The Official State of Oklahoma Website
As the official Internet gateway for the state of Oklahoma, we are committed to being Oklahoma’s e-government solutions provider of customized personal services, businesses and citizens, developing financially advantageous electronic services in a creative, nurturing and success-oriented environment.
The place for Indian Gaming news on the internet.
United Southern and Eastern Tribes
USET is dedicated to promoting Indian leadership, improving the quality of life for American Indians, and protecting Indian rights and resources on Tribal lands. Although its guiding principal is unity,USET plays a major role in the self-determination of all member Tribes by working to improve the capabilities of Tribal governments. Established in 1969, United South and Eastern Tribes Inc., is a non-profit, intertribal organization that collectively represents its member Tribes at the regional and national level.
The U.S. Government Official Web Portal
FirstGov.gov, the official U.S. gateway to all government information, is the catalyst for a growing electronic government. Our work transcends the traditional boundaries of government and our vision is global-connecting the world to all U.S. government information and services.

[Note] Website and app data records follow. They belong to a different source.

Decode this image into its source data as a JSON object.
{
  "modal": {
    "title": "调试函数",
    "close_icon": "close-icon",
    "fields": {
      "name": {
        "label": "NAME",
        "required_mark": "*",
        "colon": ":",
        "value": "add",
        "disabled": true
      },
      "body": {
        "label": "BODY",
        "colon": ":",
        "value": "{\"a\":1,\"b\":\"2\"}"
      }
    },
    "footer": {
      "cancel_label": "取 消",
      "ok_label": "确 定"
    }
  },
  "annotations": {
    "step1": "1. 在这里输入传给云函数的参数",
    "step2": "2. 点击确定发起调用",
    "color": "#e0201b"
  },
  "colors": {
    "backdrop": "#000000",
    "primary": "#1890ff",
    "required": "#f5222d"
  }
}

Washington Indian Gaming Association
The Washington Indian Gaming Association (WIGA) is a non-profit organization of tribal government leaders of federally recognized Tribes in the state of Washington. WIGA’s Board of Directors is composed entirely of duly appointed representatives of the governing bodies of the member Tribes.
The common commitment and purpose of WIGA is to advance the lives of Indian peoples – economically, socially and politically.
As a trade association, WIGA’s purpose is to educate and disseminate information to the Indian gaming community, federal and state governments, and the general public on issues related to gaming in Indian Country.